* **EXERCISE REQUIREMENTS**:
Set every line of the data down again exactly, and keep the pictures out.

Stored dataset items
══════════════════════════════

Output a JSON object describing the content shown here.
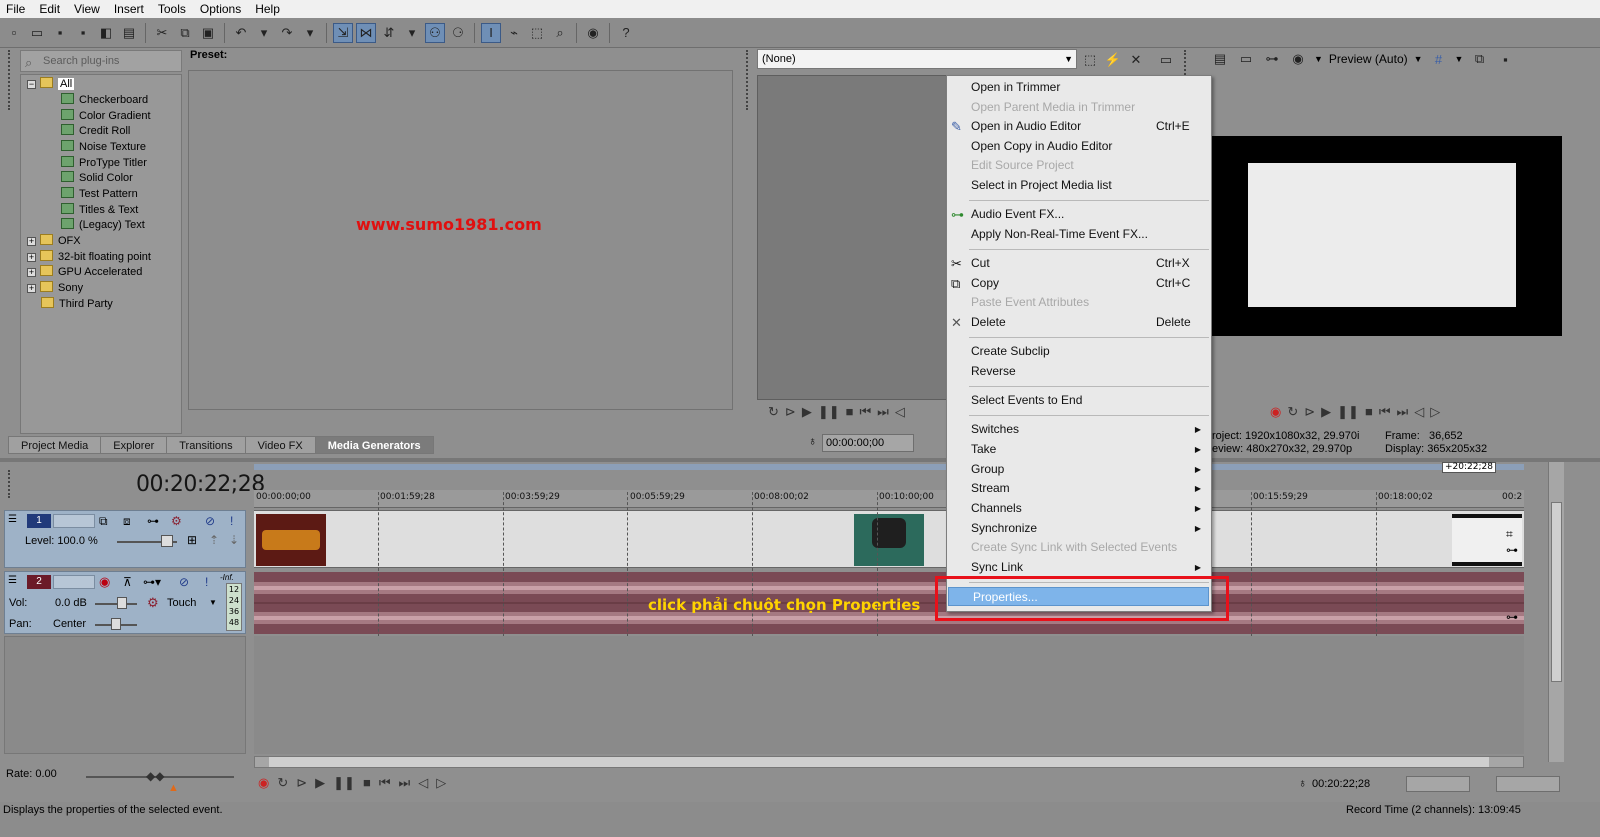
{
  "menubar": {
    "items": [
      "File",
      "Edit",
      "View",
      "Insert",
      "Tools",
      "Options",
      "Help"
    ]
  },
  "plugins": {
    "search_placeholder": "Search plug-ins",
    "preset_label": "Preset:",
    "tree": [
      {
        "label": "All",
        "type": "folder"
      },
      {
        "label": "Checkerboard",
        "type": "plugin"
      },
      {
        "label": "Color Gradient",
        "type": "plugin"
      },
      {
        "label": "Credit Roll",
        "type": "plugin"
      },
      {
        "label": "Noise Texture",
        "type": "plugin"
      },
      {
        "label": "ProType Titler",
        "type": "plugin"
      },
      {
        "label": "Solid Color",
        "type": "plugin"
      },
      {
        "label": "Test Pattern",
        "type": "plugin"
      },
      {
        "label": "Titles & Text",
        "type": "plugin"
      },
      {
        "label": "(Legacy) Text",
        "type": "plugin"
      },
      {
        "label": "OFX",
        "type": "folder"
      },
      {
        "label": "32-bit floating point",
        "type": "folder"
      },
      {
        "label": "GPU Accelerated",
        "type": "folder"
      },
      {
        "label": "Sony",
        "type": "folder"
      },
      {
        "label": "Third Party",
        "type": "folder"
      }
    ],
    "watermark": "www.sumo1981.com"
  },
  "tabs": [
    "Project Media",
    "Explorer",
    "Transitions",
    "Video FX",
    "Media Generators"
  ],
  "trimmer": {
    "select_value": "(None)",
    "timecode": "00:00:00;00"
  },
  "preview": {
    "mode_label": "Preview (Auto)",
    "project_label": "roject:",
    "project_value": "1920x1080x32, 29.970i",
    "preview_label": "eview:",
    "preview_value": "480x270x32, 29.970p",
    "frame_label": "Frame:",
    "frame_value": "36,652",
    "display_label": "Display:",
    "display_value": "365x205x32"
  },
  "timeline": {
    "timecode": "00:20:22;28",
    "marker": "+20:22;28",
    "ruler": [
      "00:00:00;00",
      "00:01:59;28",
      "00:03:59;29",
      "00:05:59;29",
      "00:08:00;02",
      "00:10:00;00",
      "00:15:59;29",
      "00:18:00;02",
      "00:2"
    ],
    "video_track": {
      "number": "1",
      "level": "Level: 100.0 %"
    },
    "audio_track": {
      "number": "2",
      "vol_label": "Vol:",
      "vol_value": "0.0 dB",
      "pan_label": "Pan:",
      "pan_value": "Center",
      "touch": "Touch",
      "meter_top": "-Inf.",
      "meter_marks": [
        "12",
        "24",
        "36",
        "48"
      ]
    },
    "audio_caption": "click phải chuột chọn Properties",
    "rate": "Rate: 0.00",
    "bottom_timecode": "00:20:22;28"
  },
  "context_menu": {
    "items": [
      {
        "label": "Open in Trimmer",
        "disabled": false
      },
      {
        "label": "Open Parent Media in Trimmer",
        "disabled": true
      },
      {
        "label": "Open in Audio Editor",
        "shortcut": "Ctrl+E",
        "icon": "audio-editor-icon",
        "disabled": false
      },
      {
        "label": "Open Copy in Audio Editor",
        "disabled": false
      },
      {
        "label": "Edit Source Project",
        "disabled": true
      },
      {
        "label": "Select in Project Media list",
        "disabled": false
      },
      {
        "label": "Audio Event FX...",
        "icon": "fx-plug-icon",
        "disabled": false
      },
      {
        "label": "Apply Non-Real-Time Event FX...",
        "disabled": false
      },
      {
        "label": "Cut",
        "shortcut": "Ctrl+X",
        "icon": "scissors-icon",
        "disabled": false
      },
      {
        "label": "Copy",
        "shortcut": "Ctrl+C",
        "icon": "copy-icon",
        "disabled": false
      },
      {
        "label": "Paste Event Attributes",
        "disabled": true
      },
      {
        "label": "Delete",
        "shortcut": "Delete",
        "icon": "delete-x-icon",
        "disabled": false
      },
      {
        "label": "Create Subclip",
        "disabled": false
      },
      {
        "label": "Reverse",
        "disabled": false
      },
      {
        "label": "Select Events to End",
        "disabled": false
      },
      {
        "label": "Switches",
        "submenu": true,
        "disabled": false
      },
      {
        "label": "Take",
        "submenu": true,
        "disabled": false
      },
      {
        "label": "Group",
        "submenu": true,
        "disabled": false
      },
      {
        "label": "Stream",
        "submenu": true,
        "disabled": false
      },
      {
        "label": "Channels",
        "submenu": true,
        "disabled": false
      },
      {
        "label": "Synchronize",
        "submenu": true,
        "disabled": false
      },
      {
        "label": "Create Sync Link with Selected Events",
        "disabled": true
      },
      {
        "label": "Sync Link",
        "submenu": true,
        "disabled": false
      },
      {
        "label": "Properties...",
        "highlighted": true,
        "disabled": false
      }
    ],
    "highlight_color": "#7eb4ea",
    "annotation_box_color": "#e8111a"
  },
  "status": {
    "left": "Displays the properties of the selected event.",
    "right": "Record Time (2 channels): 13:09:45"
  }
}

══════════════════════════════

* **ANSWER TO THIS TASK**:
Output a JSON object describing the content shown here.
{
  "menubar": {
    "items": [
      "File",
      "Edit",
      "View",
      "Insert",
      "Tools",
      "Options",
      "Help"
    ]
  },
  "plugins": {
    "search_placeholder": "Search plug-ins",
    "preset_label": "Preset:",
    "tree": [
      {
        "label": "All",
        "type": "folder"
      },
      {
        "label": "Checkerboard",
        "type": "plugin"
      },
      {
        "label": "Color Gradient",
        "type": "plugin"
      },
      {
        "label": "Credit Roll",
        "type": "plugin"
      },
      {
        "label": "Noise Texture",
        "type": "plugin"
      },
      {
        "label": "ProType Titler",
        "type": "plugin"
      },
      {
        "label": "Solid Color",
        "type": "plugin"
      },
      {
        "label": "Test Pattern",
        "type": "plugin"
      },
      {
        "label": "Titles & Text",
        "type": "plugin"
      },
      {
        "label": "(Legacy) Text",
        "type": "plugin"
      },
      {
        "label": "OFX",
        "type": "folder"
      },
      {
        "label": "32-bit floating point",
        "type": "folder"
      },
      {
        "label": "GPU Accelerated",
        "type": "folder"
      },
      {
        "label": "Sony",
        "type": "folder"
      },
      {
        "label": "Third Party",
        "type": "folder"
      }
    ],
    "watermark": "www.sumo1981.com"
  },
  "tabs": [
    "Project Media",
    "Explorer",
    "Transitions",
    "Video FX",
    "Media Generators"
  ],
  "trimmer": {
    "select_value": "(None)",
    "timecode": "00:00:00;00"
  },
  "preview": {
    "mode_label": "Preview (Auto)",
    "project_label": "roject:",
    "project_value": "1920x1080x32, 29.970i",
    "preview_label": "eview:",
    "preview_value": "480x270x32, 29.970p",
    "frame_label": "Frame:",
    "frame_value": "36,652",
    "display_label": "Display:",
    "display_value": "365x205x32"
  },
  "timeline": {
    "timecode": "00:20:22;28",
    "marker": "+20:22;28",
    "ruler": [
      "00:00:00;00",
      "00:01:59;28",
      "00:03:59;29",
      "00:05:59;29",
      "00:08:00;02",
      "00:10:00;00",
      "00:15:59;29",
      "00:18:00;02",
      "00:2"
    ],
    "video_track": {
      "number": "1",
      "level": "Level: 100.0 %"
    },
    "audio_track": {
      "number": "2",
      "vol_label": "Vol:",
      "vol_value": "0.0 dB",
      "pan_label": "Pan:",
      "pan_value": "Center",
      "touch": "Touch",
      "meter_top": "-Inf.",
      "meter_marks": [
        "12",
        "24",
        "36",
        "48"
      ]
    },
    "audio_caption": "click phải chuột chọn Properties",
    "rate": "Rate: 0.00",
    "bottom_timecode": "00:20:22;28"
  },
  "context_menu": {
    "items": [
      {
        "label": "Open in Trimmer",
        "disabled": false
      },
      {
        "label": "Open Parent Media in Trimmer",
        "disabled": true
      },
      {
        "label": "Open in Audio Editor",
        "shortcut": "Ctrl+E",
        "icon": "audio-editor-icon",
        "disabled": false
      },
      {
        "label": "Open Copy in Audio Editor",
        "disabled": false
      },
      {
        "label": "Edit Source Project",
        "disabled": true
      },
      {
        "label": "Select in Project Media list",
        "disabled": false
      },
      {
        "label": "Audio Event FX...",
        "icon": "fx-plug-icon",
        "disabled": false
      },
      {
        "label": "Apply Non-Real-Time Event FX...",
        "disabled": false
      },
      {
        "label": "Cut",
        "shortcut": "Ctrl+X",
        "icon": "scissors-icon",
        "disabled": false
      },
      {
        "label": "Copy",
        "shortcut": "Ctrl+C",
        "icon": "copy-icon",
        "disabled": false
      },
      {
        "label": "Paste Event Attributes",
        "disabled": true
      },
      {
        "label": "Delete",
        "shortcut": "Delete",
        "icon": "delete-x-icon",
        "disabled": false
      },
      {
        "label": "Create Subclip",
        "disabled": false
      },
      {
        "label": "Reverse",
        "disabled": false
      },
      {
        "label": "Select Events to End",
        "disabled": false
      },
      {
        "label": "Switches",
        "submenu": true,
        "disabled": false
      },
      {
        "label": "Take",
        "submenu": true,
        "disabled": false
      },
      {
        "label": "Group",
        "submenu": true,
        "disabled": false
      },
      {
        "label": "Stream",
        "submenu": true,
        "disabled": false
      },
      {
        "label": "Channels",
        "submenu": true,
        "disabled": false
      },
      {
        "label": "Synchronize",
        "submenu": true,
        "disabled": false
      },
      {
        "label": "Create Sync Link with Selected Events",
        "disabled": true
      },
      {
        "label": "Sync Link",
        "submenu": true,
        "disabled": false
      },
      {
        "label": "Properties...",
        "highlighted": true,
        "disabled": false
      }
    ],
    "highlight_color": "#7eb4ea",
    "annotation_box_color": "#e8111a"
  },
  "status": {
    "left": "Displays the properties of the selected event.",
    "right": "Record Time (2 channels): 13:09:45"
  }
}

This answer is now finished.